Lawyers for Ghislaine Maxwell are trying to stop her accusers from posting evidence online ahead of her trail, according to a proposed protective order submitted to a judge on Monday.
The British socialite’s legal team wants to prevent prosecutors working for women who claim she recruited them for convicted sex offender Jeffrey Epstein from releasing any information, including “nude, partially nude or otherwise sexualised images, videos or other depictions of individuals”.
Ms Maxwell’s lawyers say her accusers should be subject to the same secrecy rules as prosecutors and defence lawyers before the trial, which is scheduled in Manhattan federal court for July 2021.
The joint protective order is routine in sex abuse cases, but the lawyers said in a letter to a judge that prosecutors have refused to agree that witnesses and their lawyers should be subject to the restrictions.

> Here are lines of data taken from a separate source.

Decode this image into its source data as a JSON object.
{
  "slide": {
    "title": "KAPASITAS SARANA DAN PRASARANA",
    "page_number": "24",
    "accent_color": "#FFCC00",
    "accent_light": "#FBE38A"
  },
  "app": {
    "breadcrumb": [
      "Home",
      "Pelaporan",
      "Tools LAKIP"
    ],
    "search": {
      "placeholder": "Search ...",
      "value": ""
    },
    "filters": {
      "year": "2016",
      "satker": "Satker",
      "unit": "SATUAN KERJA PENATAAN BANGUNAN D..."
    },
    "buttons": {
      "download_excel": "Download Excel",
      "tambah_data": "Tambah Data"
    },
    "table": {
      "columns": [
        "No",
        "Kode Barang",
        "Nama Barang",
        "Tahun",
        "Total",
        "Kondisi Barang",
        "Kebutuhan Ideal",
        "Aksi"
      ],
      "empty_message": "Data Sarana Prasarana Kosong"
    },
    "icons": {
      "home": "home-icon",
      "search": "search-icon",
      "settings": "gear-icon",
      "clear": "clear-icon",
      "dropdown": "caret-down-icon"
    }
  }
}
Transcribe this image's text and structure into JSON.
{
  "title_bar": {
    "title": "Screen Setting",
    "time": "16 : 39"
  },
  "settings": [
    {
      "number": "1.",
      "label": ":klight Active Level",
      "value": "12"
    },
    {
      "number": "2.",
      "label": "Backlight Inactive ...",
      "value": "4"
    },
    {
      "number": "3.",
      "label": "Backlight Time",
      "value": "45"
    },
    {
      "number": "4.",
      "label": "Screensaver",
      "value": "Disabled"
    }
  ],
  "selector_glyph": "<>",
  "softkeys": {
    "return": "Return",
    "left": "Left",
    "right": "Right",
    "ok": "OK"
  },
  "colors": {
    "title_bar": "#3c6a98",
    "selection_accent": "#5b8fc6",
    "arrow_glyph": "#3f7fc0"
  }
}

Ms Maxwell’s lawyers said the release of any evidence could also boost pending civil lawsuits between her and “many of the government’s potential witnesses”.
The socialite’s attorneys said several potential witnesses and their lawyers have already publicly commented on the case.
“There is a substantial concern that these individuals will seek to use discovery materials to support their civil cases and future public statements,” the lawyers wrote.
Prosecutors said they will respond on Tuesday.
Ms Maxwell, 58, who has been held without bail since her arrest on 2 July, has pleaded not guilty to charges that she recruited and aided the abuse of three girls by Epstein in the 1990s.
Additional reporting by Associated Press